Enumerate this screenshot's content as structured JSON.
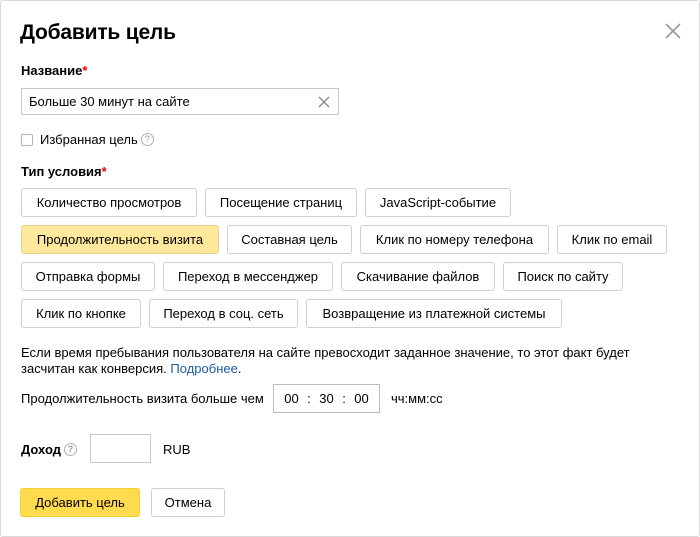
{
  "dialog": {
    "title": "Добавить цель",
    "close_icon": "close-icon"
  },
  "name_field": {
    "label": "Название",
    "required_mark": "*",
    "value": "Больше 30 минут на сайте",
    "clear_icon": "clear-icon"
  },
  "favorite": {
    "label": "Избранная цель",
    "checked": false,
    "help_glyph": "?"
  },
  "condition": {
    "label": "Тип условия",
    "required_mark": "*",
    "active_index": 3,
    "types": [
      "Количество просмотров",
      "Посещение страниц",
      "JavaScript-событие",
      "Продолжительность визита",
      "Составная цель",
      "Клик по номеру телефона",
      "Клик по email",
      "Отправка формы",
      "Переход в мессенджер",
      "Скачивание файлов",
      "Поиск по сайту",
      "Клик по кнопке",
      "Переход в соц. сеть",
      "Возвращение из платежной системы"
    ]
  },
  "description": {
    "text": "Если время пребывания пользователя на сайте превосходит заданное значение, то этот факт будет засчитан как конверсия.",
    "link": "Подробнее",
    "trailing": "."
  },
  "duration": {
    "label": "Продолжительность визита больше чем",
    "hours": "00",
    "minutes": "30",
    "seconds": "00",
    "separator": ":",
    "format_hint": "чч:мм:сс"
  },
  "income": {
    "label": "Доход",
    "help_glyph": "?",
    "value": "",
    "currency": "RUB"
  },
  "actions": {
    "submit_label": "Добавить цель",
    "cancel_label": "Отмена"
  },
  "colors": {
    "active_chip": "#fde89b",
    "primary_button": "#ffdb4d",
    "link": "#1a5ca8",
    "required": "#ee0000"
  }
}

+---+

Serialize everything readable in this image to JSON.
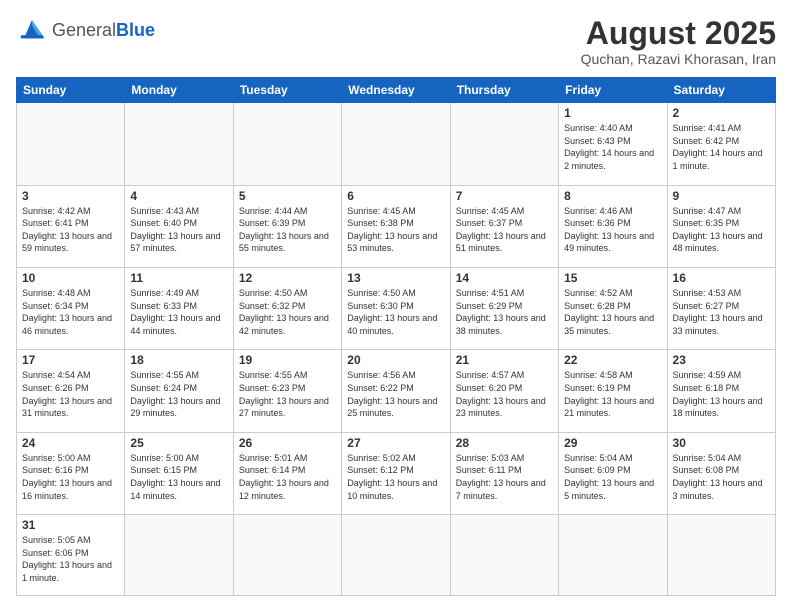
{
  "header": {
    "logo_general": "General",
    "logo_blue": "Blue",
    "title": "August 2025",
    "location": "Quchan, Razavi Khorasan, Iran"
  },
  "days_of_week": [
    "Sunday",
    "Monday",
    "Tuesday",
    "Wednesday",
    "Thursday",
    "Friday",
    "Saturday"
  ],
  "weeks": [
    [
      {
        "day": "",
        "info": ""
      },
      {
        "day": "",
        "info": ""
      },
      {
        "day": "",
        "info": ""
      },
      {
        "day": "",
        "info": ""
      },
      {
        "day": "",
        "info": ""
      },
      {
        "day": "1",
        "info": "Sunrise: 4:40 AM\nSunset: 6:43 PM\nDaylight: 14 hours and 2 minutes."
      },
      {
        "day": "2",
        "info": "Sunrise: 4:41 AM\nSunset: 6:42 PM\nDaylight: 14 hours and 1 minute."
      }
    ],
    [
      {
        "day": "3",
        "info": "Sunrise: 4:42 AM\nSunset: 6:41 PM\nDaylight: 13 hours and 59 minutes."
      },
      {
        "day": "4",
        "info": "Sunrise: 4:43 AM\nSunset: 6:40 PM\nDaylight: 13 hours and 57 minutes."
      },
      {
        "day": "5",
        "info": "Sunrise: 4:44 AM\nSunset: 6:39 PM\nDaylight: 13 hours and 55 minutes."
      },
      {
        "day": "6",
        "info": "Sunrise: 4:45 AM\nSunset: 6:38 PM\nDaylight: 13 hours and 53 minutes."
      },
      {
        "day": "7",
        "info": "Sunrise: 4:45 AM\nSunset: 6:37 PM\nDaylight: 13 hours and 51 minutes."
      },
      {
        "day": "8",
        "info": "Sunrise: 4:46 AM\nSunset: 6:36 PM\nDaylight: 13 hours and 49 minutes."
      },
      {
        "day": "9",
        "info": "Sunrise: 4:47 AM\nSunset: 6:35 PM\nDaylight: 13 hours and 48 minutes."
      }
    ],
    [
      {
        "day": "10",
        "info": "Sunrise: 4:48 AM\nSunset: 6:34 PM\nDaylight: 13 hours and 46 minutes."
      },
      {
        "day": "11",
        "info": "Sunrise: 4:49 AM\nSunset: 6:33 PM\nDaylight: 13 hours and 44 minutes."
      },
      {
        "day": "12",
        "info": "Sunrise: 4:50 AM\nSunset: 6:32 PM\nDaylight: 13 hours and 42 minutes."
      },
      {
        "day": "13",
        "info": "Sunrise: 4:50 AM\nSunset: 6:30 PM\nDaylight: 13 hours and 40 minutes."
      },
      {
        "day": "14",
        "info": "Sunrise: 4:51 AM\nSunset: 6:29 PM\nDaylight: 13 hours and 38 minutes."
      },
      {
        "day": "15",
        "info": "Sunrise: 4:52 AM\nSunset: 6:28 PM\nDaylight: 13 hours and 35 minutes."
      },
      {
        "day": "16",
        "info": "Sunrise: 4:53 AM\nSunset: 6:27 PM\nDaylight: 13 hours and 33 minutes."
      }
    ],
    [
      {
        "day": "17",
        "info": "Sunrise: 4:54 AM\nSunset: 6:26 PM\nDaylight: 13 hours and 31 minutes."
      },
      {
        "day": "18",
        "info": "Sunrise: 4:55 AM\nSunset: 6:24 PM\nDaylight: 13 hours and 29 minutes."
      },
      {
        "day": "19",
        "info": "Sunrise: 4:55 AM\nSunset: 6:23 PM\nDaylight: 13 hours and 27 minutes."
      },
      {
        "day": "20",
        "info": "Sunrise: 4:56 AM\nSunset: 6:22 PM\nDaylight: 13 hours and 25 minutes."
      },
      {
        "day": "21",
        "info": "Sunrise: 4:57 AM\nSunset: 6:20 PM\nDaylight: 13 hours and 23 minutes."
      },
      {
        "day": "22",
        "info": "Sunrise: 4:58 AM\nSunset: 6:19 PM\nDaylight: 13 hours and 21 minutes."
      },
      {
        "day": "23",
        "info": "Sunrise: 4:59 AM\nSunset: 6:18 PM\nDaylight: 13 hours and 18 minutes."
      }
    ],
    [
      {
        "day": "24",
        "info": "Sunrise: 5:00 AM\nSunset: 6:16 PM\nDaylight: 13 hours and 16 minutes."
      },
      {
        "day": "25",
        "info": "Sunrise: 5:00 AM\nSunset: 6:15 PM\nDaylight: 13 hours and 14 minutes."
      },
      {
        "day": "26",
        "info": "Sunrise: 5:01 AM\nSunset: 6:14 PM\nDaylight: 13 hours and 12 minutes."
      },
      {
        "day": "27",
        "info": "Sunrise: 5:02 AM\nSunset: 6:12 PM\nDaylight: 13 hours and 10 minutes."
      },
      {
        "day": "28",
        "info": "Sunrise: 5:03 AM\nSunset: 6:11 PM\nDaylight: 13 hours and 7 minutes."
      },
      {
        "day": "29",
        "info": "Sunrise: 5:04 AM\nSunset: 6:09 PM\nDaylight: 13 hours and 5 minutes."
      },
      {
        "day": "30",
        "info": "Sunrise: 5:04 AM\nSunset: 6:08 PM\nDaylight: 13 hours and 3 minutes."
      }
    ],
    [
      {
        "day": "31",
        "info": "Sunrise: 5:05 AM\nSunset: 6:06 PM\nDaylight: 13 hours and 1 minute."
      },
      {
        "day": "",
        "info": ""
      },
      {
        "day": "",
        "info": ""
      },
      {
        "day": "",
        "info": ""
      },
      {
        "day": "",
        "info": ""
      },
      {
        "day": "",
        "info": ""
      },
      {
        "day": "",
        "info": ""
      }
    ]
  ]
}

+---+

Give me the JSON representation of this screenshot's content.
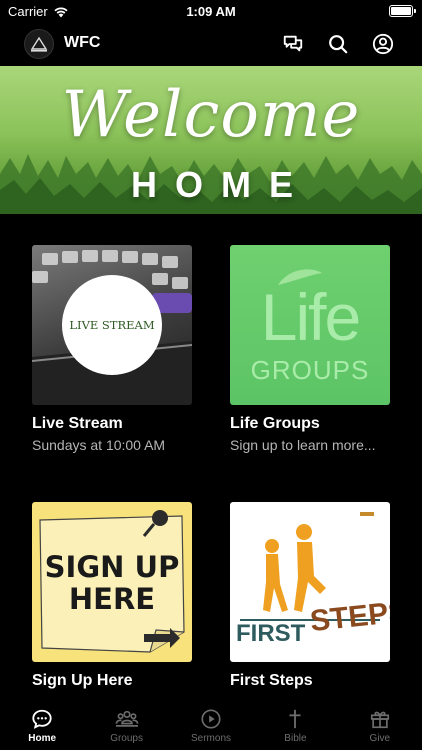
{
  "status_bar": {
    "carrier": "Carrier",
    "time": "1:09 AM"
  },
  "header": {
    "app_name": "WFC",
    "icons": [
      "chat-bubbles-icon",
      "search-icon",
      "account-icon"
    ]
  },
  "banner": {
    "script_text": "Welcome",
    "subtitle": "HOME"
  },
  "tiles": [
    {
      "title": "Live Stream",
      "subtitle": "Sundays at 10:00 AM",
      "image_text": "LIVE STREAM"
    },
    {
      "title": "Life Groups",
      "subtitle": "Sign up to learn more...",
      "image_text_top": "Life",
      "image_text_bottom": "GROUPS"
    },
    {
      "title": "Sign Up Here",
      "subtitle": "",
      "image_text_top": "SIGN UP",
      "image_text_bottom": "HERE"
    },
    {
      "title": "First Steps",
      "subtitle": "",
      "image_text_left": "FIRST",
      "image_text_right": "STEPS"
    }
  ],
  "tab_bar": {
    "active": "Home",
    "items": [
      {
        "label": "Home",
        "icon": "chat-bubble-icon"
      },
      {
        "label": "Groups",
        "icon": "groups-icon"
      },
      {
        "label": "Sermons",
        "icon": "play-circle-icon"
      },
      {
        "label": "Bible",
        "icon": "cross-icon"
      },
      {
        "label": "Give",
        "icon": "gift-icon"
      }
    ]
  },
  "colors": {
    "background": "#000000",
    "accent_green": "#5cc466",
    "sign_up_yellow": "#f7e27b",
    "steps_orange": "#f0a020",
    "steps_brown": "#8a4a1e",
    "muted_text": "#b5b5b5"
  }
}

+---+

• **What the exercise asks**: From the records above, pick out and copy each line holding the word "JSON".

• **Your solution**:
Enumerate this screenshot's content as structured JSON.
Serialize everything readable in this image to JSON.
Give me the JSON representation of this screenshot's content.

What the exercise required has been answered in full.